» **Exercise details**
Every record below needs to be retyped exactly as it appears.

» **Information given**
===

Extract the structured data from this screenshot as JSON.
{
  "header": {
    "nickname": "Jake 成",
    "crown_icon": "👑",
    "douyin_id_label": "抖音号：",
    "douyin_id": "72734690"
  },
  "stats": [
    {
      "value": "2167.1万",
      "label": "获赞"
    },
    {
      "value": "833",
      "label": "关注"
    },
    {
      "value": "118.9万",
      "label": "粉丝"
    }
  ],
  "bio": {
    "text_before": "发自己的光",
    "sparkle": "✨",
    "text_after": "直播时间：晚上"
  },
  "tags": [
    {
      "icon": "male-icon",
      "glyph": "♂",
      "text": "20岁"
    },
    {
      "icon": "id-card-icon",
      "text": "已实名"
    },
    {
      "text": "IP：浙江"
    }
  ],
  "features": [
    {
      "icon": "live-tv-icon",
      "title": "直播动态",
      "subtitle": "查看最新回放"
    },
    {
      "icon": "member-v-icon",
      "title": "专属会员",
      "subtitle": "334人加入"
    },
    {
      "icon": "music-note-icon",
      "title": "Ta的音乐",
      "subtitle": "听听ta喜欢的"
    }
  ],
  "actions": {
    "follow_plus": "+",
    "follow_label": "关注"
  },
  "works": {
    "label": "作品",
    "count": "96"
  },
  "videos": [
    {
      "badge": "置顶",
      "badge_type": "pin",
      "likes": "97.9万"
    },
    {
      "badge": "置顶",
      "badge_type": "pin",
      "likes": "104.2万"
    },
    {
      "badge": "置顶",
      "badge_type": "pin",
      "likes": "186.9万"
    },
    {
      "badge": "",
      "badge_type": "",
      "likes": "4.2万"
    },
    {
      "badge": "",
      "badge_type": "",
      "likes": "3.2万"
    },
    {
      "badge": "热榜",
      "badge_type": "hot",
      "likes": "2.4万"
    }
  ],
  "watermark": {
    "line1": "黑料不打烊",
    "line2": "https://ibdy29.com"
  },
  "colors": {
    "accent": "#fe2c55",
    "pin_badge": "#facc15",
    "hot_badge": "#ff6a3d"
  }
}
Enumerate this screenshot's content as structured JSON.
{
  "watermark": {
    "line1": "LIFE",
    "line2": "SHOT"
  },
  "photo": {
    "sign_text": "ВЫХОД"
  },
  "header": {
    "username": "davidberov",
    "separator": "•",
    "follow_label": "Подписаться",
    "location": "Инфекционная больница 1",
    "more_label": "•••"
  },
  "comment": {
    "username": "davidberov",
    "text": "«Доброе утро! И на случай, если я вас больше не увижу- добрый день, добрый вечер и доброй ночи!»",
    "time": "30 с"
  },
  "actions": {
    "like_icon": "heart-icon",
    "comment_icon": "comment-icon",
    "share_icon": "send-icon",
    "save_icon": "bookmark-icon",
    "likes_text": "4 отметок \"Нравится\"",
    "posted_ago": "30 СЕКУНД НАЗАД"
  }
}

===

» **Written solution**
Extract the structured data from this screenshot as JSON.
{
  "header": {
    "nickname": "Jake 成",
    "crown_icon": "👑",
    "douyin_id_label": "抖音号：",
    "douyin_id": "72734690"
  },
  "stats": [
    {
      "value": "2167.1万",
      "label": "获赞"
    },
    {
      "value": "833",
      "label": "关注"
    },
    {
      "value": "118.9万",
      "label": "粉丝"
    }
  ],
  "bio": {
    "text_before": "发自己的光",
    "sparkle": "✨",
    "text_after": "直播时间：晚上"
  },
  "tags": [
    {
      "icon": "male-icon",
      "glyph": "♂",
      "text": "20岁"
    },
    {
      "icon": "id-card-icon",
      "text": "已实名"
    },
    {
      "text": "IP：浙江"
    }
  ],
  "features": [
    {
      "icon": "live-tv-icon",
      "title": "直播动态",
      "subtitle": "查看最新回放"
    },
    {
      "icon": "member-v-icon",
      "title": "专属会员",
      "subtitle": "334人加入"
    },
    {
      "icon": "music-note-icon",
      "title": "Ta的音乐",
      "subtitle": "听听ta喜欢的"
    }
  ],
  "actions": {
    "follow_plus": "+",
    "follow_label": "关注"
  },
  "works": {
    "label": "作品",
    "count": "96"
  },
  "videos": [
    {
      "badge": "置顶",
      "badge_type": "pin",
      "likes": "97.9万"
    },
    {
      "badge": "置顶",
      "badge_type": "pin",
      "likes": "104.2万"
    },
    {
      "badge": "置顶",
      "badge_type": "pin",
      "likes": "186.9万"
    },
    {
      "badge": "",
      "badge_type": "",
      "likes": "4.2万"
    },
    {
      "badge": "",
      "badge_type": "",
      "likes": "3.2万"
    },
    {
      "badge": "热榜",
      "badge_type": "hot",
      "likes": "2.4万"
    }
  ],
  "watermark": {
    "line1": "黑料不打烊",
    "line2": "https://ibdy29.com"
  },
  "colors": {
    "accent": "#fe2c55",
    "pin_badge": "#facc15",
    "hot_badge": "#ff6a3d"
  }
}
Enumerate this screenshot's content as structured JSON.
{
  "watermark": {
    "line1": "LIFE",
    "line2": "SHOT"
  },
  "photo": {
    "sign_text": "ВЫХОД"
  },
  "header": {
    "username": "davidberov",
    "separator": "•",
    "follow_label": "Подписаться",
    "location": "Инфекционная больница 1",
    "more_label": "•••"
  },
  "comment": {
    "username": "davidberov",
    "text": "«Доброе утро! И на случай, если я вас больше не увижу- добрый день, добрый вечер и доброй ночи!»",
    "time": "30 с"
  },
  "actions": {
    "like_icon": "heart-icon",
    "comment_icon": "comment-icon",
    "share_icon": "send-icon",
    "save_icon": "bookmark-icon",
    "likes_text": "4 отметок \"Нравится\"",
    "posted_ago": "30 СЕКУНД НАЗАД"
  }
}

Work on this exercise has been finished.